Adaptive Thermal Comfort: Principles and Practice
The fundamental function of buildings is to provide safe and healthy shelter. For the fortunate they also provide comfort and delight. In the twentieth century comfort became a 'product' produced by machines and run on cheap energy. In a world where fossil fuels are becoming ever scarcer and more expensive, and the climate more extreme, the challenge of designing comfortable buildings today requires a new approach. This timely book is the first in a trilogy from leaders in the field which will provide just that. It explains, in a clear and comprehensible manner, how we stay comfortable by using our bodies, minds, buildings and their systems to adapt to indoor and outdoor conditions which change with the weather and the climate. The book is in two sections. The first introduces the principles on which the theory of adaptive thermal comfort is based. The second explains how to use field studies to measure thermal comfort in practice and to analyze the data gathered.Architects have gradually passed responsibility for building performance to service engineers who are largely trained to see comfort as the 'product', designed using simplistic comfort models. The result has contributed to a shift to buildings that use ever more energy. A growing international consensus now calls for low-energy buildings. This means designers must first produce robust, passive structures that provide occupants with many opportunities to make changes to suit their environmental needs. Ventilation using free, natural energy should be preferred and mechanical conditioning only used when the climate demands it.This book outlines the theory of adaptive thermal comfort that is essential to understand and inform such building designs.
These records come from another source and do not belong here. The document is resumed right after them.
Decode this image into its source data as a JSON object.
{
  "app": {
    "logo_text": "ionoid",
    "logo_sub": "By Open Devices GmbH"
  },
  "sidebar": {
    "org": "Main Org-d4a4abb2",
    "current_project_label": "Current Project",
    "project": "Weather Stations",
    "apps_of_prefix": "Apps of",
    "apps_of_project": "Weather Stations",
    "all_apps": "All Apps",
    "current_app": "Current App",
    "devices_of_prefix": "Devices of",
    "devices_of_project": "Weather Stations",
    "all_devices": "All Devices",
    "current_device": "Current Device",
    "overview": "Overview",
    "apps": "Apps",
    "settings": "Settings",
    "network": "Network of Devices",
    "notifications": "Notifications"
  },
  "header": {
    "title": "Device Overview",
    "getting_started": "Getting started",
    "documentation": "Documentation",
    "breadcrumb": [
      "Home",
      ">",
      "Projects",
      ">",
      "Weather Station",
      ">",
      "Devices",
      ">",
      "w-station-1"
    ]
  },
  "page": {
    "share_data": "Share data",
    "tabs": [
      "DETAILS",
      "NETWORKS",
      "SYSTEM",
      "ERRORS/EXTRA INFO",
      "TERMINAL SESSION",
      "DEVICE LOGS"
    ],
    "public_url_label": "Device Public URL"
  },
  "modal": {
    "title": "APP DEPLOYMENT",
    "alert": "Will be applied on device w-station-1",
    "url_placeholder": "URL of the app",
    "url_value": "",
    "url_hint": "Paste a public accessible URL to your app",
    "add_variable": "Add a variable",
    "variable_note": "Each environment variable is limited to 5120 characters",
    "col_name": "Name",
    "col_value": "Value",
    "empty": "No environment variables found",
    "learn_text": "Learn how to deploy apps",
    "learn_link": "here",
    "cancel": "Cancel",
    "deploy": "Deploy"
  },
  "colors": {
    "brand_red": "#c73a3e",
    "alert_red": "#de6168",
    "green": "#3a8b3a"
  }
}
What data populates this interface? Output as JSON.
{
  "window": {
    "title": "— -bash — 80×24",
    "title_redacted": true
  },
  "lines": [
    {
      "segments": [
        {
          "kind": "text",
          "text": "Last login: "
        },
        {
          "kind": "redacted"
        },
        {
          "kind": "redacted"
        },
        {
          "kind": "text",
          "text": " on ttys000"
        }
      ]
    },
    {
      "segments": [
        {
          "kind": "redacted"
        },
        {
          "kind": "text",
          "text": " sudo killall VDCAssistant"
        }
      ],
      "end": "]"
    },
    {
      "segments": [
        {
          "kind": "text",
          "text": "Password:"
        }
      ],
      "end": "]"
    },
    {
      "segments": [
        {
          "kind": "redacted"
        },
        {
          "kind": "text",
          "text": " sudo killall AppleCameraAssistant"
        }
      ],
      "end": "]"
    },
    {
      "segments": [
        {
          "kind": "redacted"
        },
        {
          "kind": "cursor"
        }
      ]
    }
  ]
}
This book should be required reading for all students, teachers and practitioners of architecture, building engineering and management - for all who have a role in producing, and occupying, twenty-first century adaptive, low-carbon, comfortable buildings.
Weiterlesen weniger lesen